The ebb and flow of war is handled well, but the spawn points need some work. I was periodically placed directly in front of enemies, leading to a desperate exchange of fire. Additionally, without any form of map tracking, getting your bearings after death is more trouble than it should be.
All of the maps are well designed, allotting wide-open terrain for vehicles to take to the skies, and plenty of enclosed spaces for heated firefights to erupt. Plus, all of your time on the battlefield is rewarding. Running and gunning with a standard Imperial blaster is surprisingly satisfying, while dogfighting in an X-Wing demands skill and precision. The best parts are the rare occasions when you get to control a hero or villain like Han Solo or Darth Vader. These characters are difficult to take down, and can rack up kills quickly. All of these different gameplay avenues control admirably, and are sewn seamlessly into the conflicts.

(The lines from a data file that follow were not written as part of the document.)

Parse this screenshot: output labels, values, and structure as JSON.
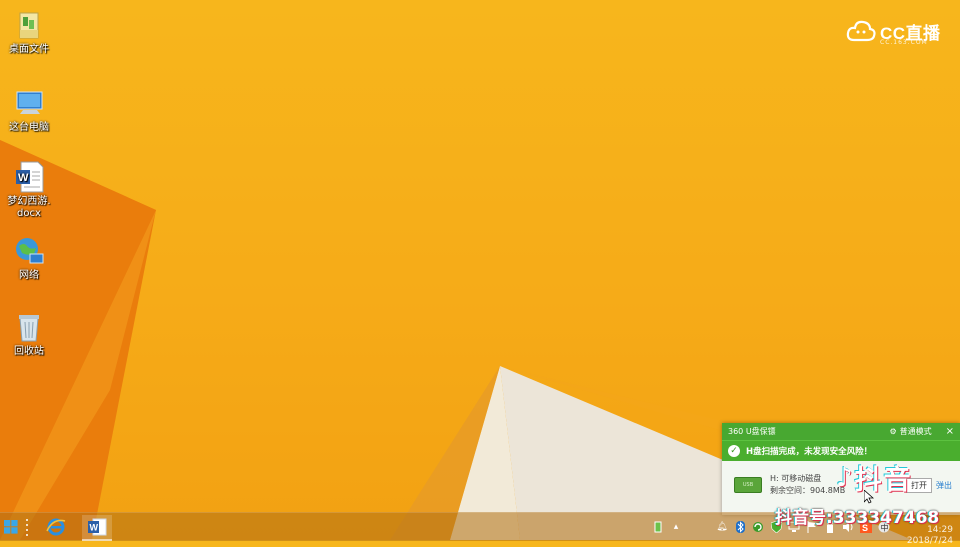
{
  "desktop": {
    "icons": [
      {
        "label": "桌面文件",
        "icon": "folder-icon"
      },
      {
        "label": "这台电脑",
        "icon": "computer-icon"
      },
      {
        "label": "梦幻西游.",
        "label2": "docx",
        "icon": "word-document-icon"
      },
      {
        "label": "网络",
        "icon": "network-icon"
      },
      {
        "label": "回收站",
        "icon": "recycle-bin-icon"
      }
    ]
  },
  "cc_logo": {
    "text": "CC直播",
    "sub": "CC.163.COM"
  },
  "popup_360": {
    "title": "360 U盘保镖",
    "mode": "普通模式",
    "close": "×",
    "banner": "H盘扫描完成，未发现安全风险！",
    "drive_name": "H: 可移动磁盘",
    "free_space": "剩余空间：904.8MB",
    "open_button": "打开",
    "eject_button": "弹出"
  },
  "watermark": {
    "app": "抖音",
    "id_text": "抖音号:333347468"
  },
  "taskbar": {
    "pinned": [
      "windows-start-icon",
      "internet-explorer-icon",
      "word-icon"
    ],
    "tray": [
      "battery-icon",
      "triangle-icon",
      "bell-icon",
      "bluetooth-icon",
      "refresh-icon",
      "shield-icon",
      "network-icon",
      "flag-icon",
      "usb-icon",
      "volume-icon",
      "ime-icon",
      "sogou-icon"
    ],
    "time": "14:29",
    "date": "2018/7/24"
  },
  "colors": {
    "wallpaper": "#f6ab18",
    "accent_green": "#48a831",
    "taskbar": "#b07014"
  }
}
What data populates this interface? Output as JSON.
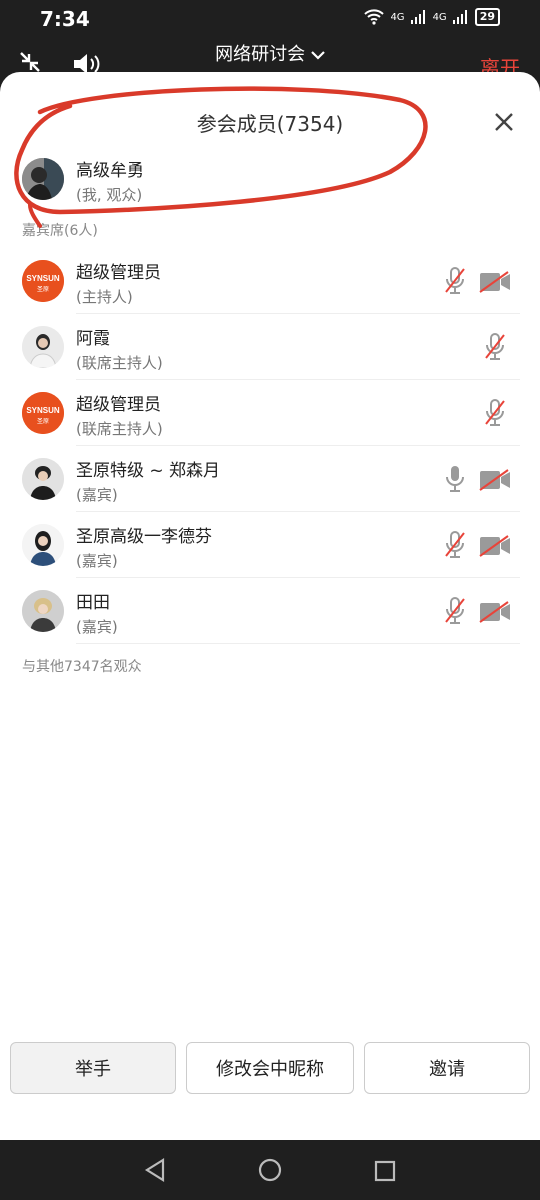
{
  "status": {
    "time": "7:34",
    "net1": "4G",
    "net2": "4G",
    "battery": "29"
  },
  "top": {
    "title": "网络研讨会",
    "leave": "离开"
  },
  "panel": {
    "title": "参会成员(7354)"
  },
  "me": {
    "name": "高级牟勇",
    "role": "(我, 观众)"
  },
  "guests": {
    "label": "嘉宾席(6人)",
    "items": [
      {
        "name": "超级管理员",
        "role": "(主持人)",
        "mic": "muted",
        "cam": "off"
      },
      {
        "name": "阿霞",
        "role": "(联席主持人)",
        "mic": "muted",
        "cam": "none"
      },
      {
        "name": "超级管理员",
        "role": "(联席主持人)",
        "mic": "muted",
        "cam": "none"
      },
      {
        "name": "圣原特级 ~ 郑森月",
        "role": "(嘉宾)",
        "mic": "on",
        "cam": "off"
      },
      {
        "name": "圣原高级一李德芬",
        "role": "(嘉宾)",
        "mic": "muted",
        "cam": "off"
      },
      {
        "name": "田田",
        "role": "(嘉宾)",
        "mic": "muted",
        "cam": "off"
      }
    ],
    "logo_text": "SYNSUN",
    "logo_sub": "圣原"
  },
  "others": {
    "label": "与其他7347名观众"
  },
  "buttons": {
    "raise": "举手",
    "rename": "修改会中昵称",
    "invite": "邀请"
  },
  "colors": {
    "accent_red": "#e8443a",
    "logo_orange": "#e8501e",
    "muted_gray": "#9a9a9a"
  }
}
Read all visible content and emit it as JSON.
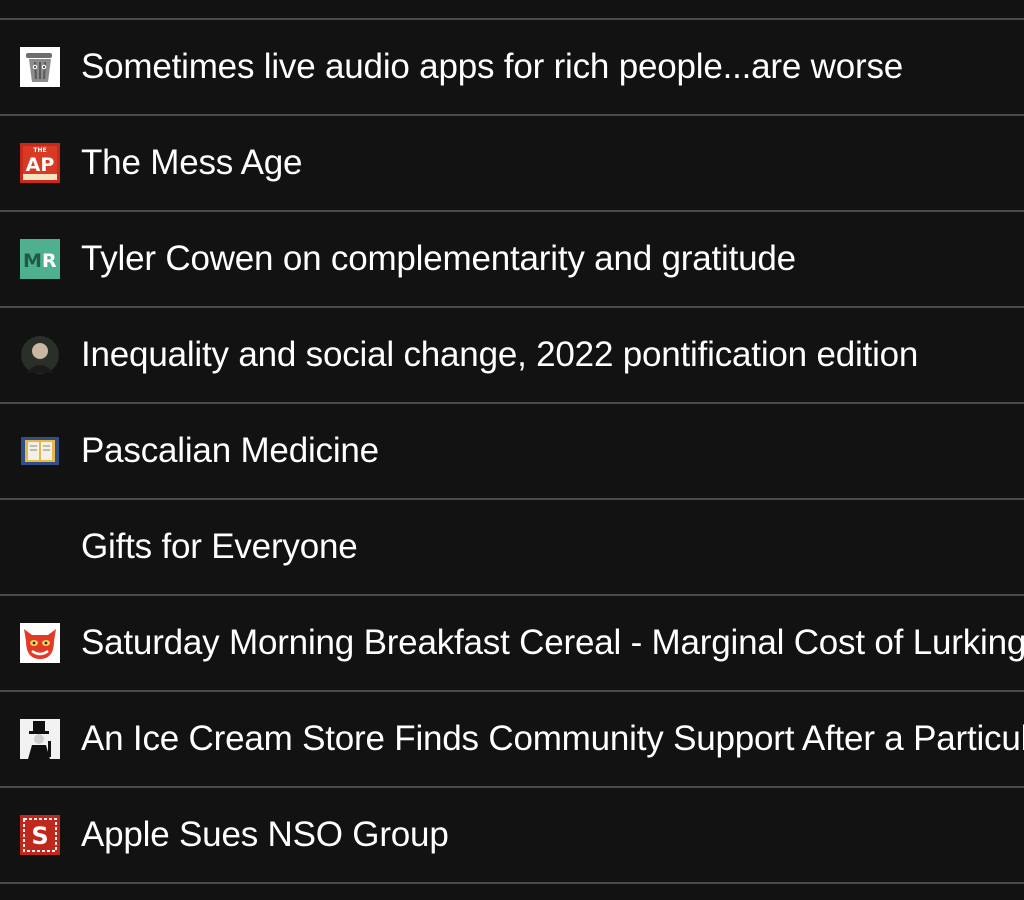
{
  "feed": {
    "items": [
      {
        "title": "Sometimes live audio apps for rich people...are worse",
        "icon": "trash-can-mascot-icon"
      },
      {
        "title": "The Mess Age",
        "icon": "ap-logo-icon"
      },
      {
        "title": "Tyler Cowen on complementarity and gratitude",
        "icon": "mr-logo-icon"
      },
      {
        "title": "Inequality and social change, 2022 pontification edition",
        "icon": "author-avatar-icon"
      },
      {
        "title": "Pascalian Medicine",
        "icon": "book-icon"
      },
      {
        "title": "Gifts for Everyone",
        "icon": ""
      },
      {
        "title": "Saturday Morning Breakfast Cereal - Marginal Cost of Lurking",
        "icon": "red-devil-face-icon"
      },
      {
        "title": "An Ice Cream Store Finds Community Support After a Particular",
        "icon": "top-hat-figure-icon"
      },
      {
        "title": "Apple Sues NSO Group",
        "icon": "s-logo-icon"
      }
    ]
  },
  "colors": {
    "background": "#121212",
    "divider": "#4a4a4a",
    "text": "#ffffff"
  }
}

Some of my top moments of the year are from Battlefront’s multiplayer. Knocking Boba Fett out of the sky with a prayer of a rocket blast, racking up over 30 kills from the cockpit of an AT-AT, and just watching green and red laser fire rip across the battlefield are just a few of the “wow” moments I encountered. Almost every match brings some kind of crazy event or gawk-worthy visual.
As fun as these moments are, they aren’t enough to provide a sense of progression over extended play. For example, my favorite weapon is the Imperial blaster that you get at the outset. The other weapon unlocks (of which there are only 16) aren’t as satisfying to wield, and the ones that pack a punch are limited since they must cool down between uses. The character-specific unlocks are laughably bad; who wants to be a stormtrooper without a helmet? The jump pack, a back-mounted thruster, is the only unlock that changed my play style and payload for specific maps.

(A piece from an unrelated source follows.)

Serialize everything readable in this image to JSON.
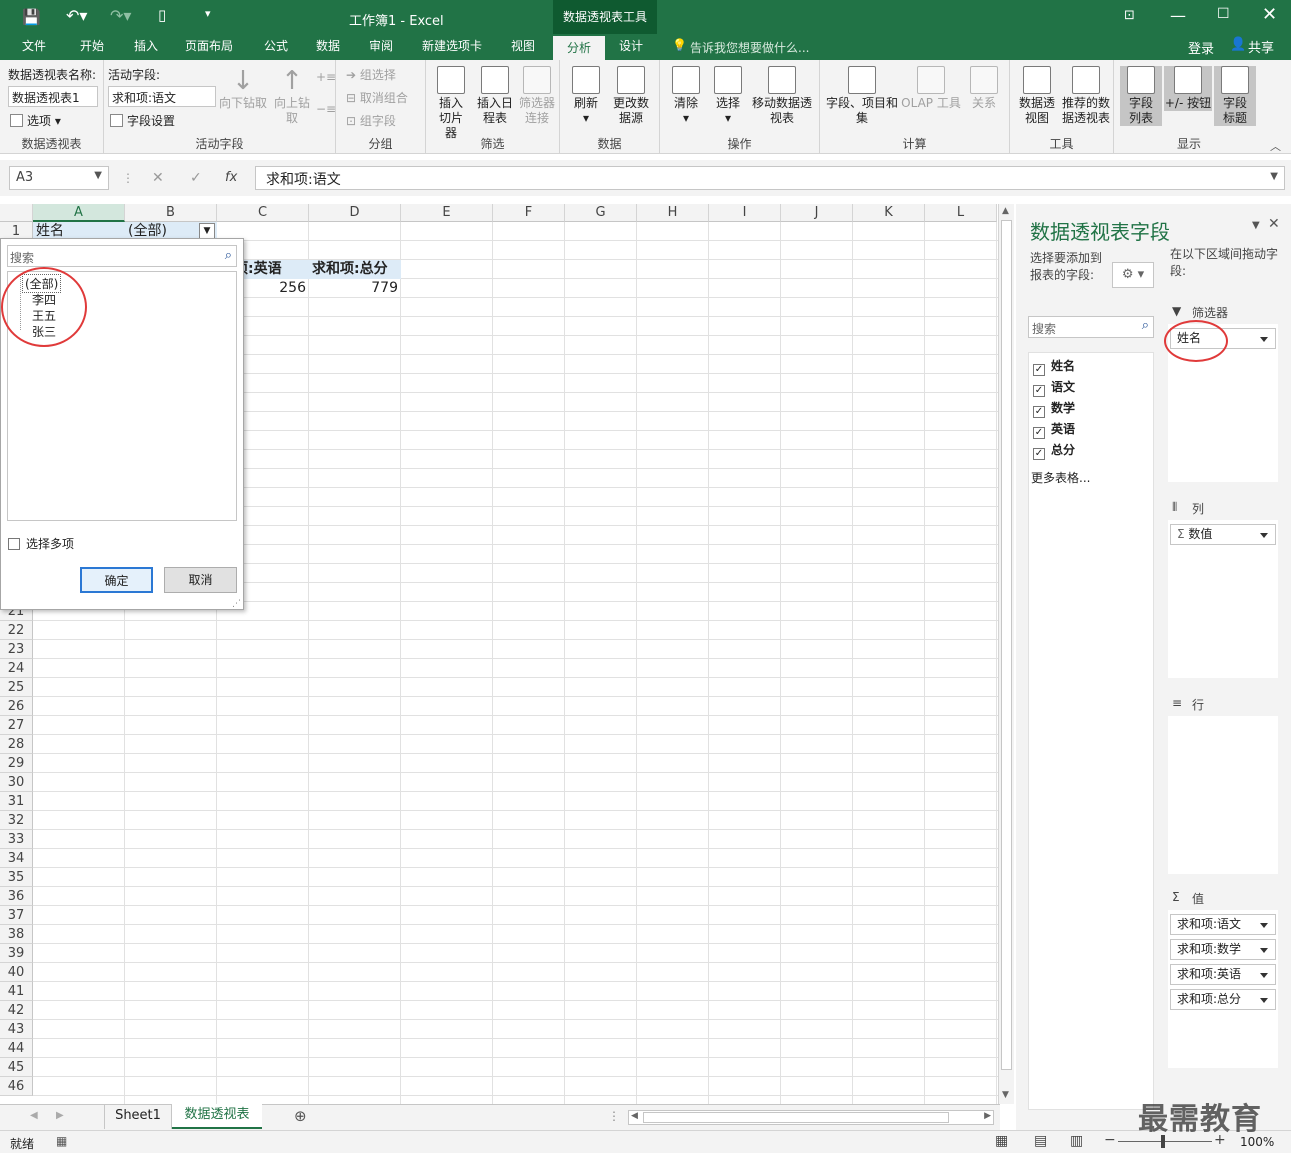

All across the board, DICE favors simplicity, making Battlefront more of a casual experience than the meaty, class-driven competitive shooter the developer is known for. This approach isn’t necessarily wrong, since it allows everyone to jump in and enjoy great Star Wars battles, but the lack of variety limited the time I wanted to spend in my favorite universe.
By no means should Battlefront be considered for its single-player or cooperative play. Both avenues are supported with bare-bones survival and battle modes – neither of which comes close to replicating the large-scale conflicts of the multiplayer component and end up having awkward lulls in the action.

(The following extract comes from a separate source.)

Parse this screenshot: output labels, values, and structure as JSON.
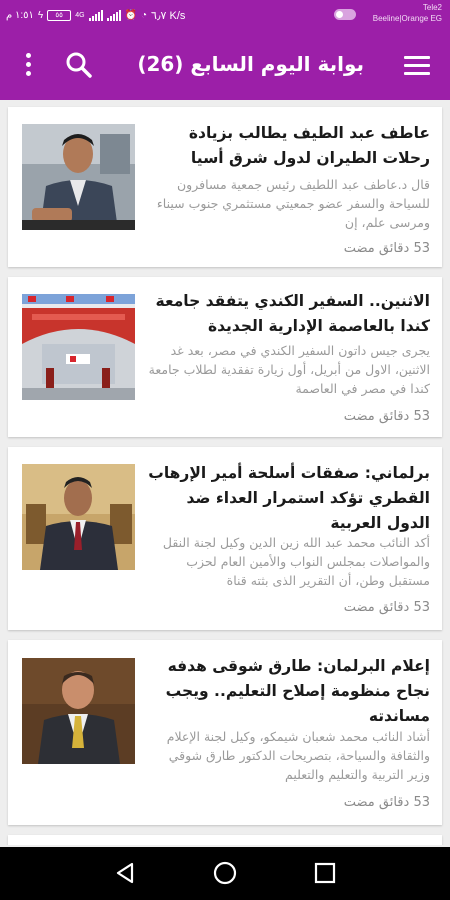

DICE succeeded in creating a Star Wars experience I always wanted to be a part of, but it didn’t hold my interest as a gamer long. It’s a game I plan to revisit often, but not for extended periods of time. Forthcoming DLC could certainly change this approach, but for the time being, the thrills out of the box are extremely limited.
|The Season Pass|
|Star Wars Battlefront is light on content out of the gate, but a season pass promises to reinforce the number of maps, characters, and gear that players can dive into as the DLC rolls out at unspecified dates in the future. The season pass more than doubles the number of maps offered (from 12 to 28), and adds four new heroes, along with a wealth of much needed gear. Given the sparse content available at launch, I can’t help but feel a little cheated by this approach.|
DICE accurately captures the look of George Lucas' films, but doesn't offer enough content to support it.